Indoor pig farming in New Zealand accounts for about 55% of all pig farms. This method enables farmers to more meticulously control the pigs’ environment and all its repercussions. Particularly useful in this method is the ability to compartmentalise pigs depending on their stage of growth or reproduction to more ideally suit their developmental needs. These can be situated in any climate since the elements will only determine insulation levels.
Outdoor Pig Farming
Alternatively, outdoor pig farming comprises the other 45% of pig farms in New Zealand. This can take the shape of either a free farmed or free range pig farm. Common to these systems is a moderate climate, relatively low precipitation, and free-draining soil which limits the geographic extent of them primarily to the South Island. A majority of outdoor pig farms in New Zealand are free farmed whereby there is an outdoor-based breeding herd that lives permanently outdoors but with access to clean and temperature-controlled shelter. There is also a controlled indoor component to the free farmed system where pigs are grown after weaning. The free range method only makes up about 2% of the pig farms in New Zealand. Similar to the free farmed method, free range pig farms also have an outdoor breeding herd with access to shelter. The primary difference from free farmed is that free range pig farms have sheltered outdoor pens for pigs while they wean and grow before they are transitioned to fully outdoors as they reach their grower-finisher period. These styles are in use in the large pig farms in New Zealand, but it is possible to apply these same methodologies to smaller farms depending on your farming interests, land availability, budget, and personnel.
Pig farms generate several different products for the pork industry and are an essential part of New Zealand’s economy. Knowing how to get involved and start or operate a pig farm are prerequisites to playing a part in this growing industry. Farmers have to communicate with their family, their neighbors, their local and regional councils, as well as processors to identify proper techniques and channels for their pork products, waste products, and administrative responsibilities. Legal requirements can be a major impediment to setting up and running a successful pig farm so communicating clearly with councils from the start can eliminate some of the headaches you may encounter down the road. Additionally, knowledge of and compliance with the Animal Welfare Act of 1999 will help farmers to meet many of their legal obligations regarding rules governing animal husbandry and slaughter. Another important document is the Animal Welfare Code of Welfare 2010 which establishes 19 minimum standards for producers to meet when working in animal husbandry.
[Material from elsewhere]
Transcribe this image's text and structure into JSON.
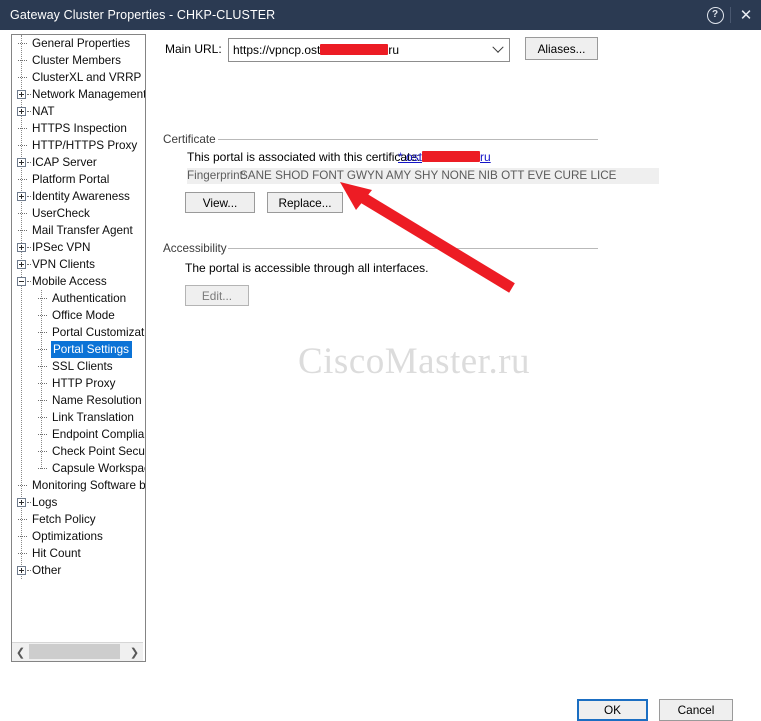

The trade group New Zealand Pork works to educate farmers, consumers, the government, and community about the advantages of pig farming in New Zealand, while also providing abundant resources for these stakeholders. At an estimated $1 billion contribution to New Zealand’s economy annually, the industry is strong and growing and there are ample opportunities for continued growth.
How do I raise a pig in New Zealand?
A pig has unique needs compared to other animals commonly raised in New Zealand including shelter, diet, and social interaction. Before acquiring a pig, it is best to consult relevant councils and animal husbandry support organizations for guidance on applicable rules and legal matters.
What regulations govern pig farming in New Zealand?
Regulations governing pig farming in New Zealand, as well as other animal husbandry, are implemented at the national level for sanitation and animal welfare, disease prevention, employer obligations, and more. There are also relevant laws on zoning, boundaries, resource use, and waste disposal implemented at the regional and district council levels.
How big is the pork industry in New Zealand?
There are over 125 large-scale pig farms and countless smaller operators in New Zealand, collectively raising more than 700,000 pigs each year. The pork industry in New Zealand is valued at over $1 billion annually.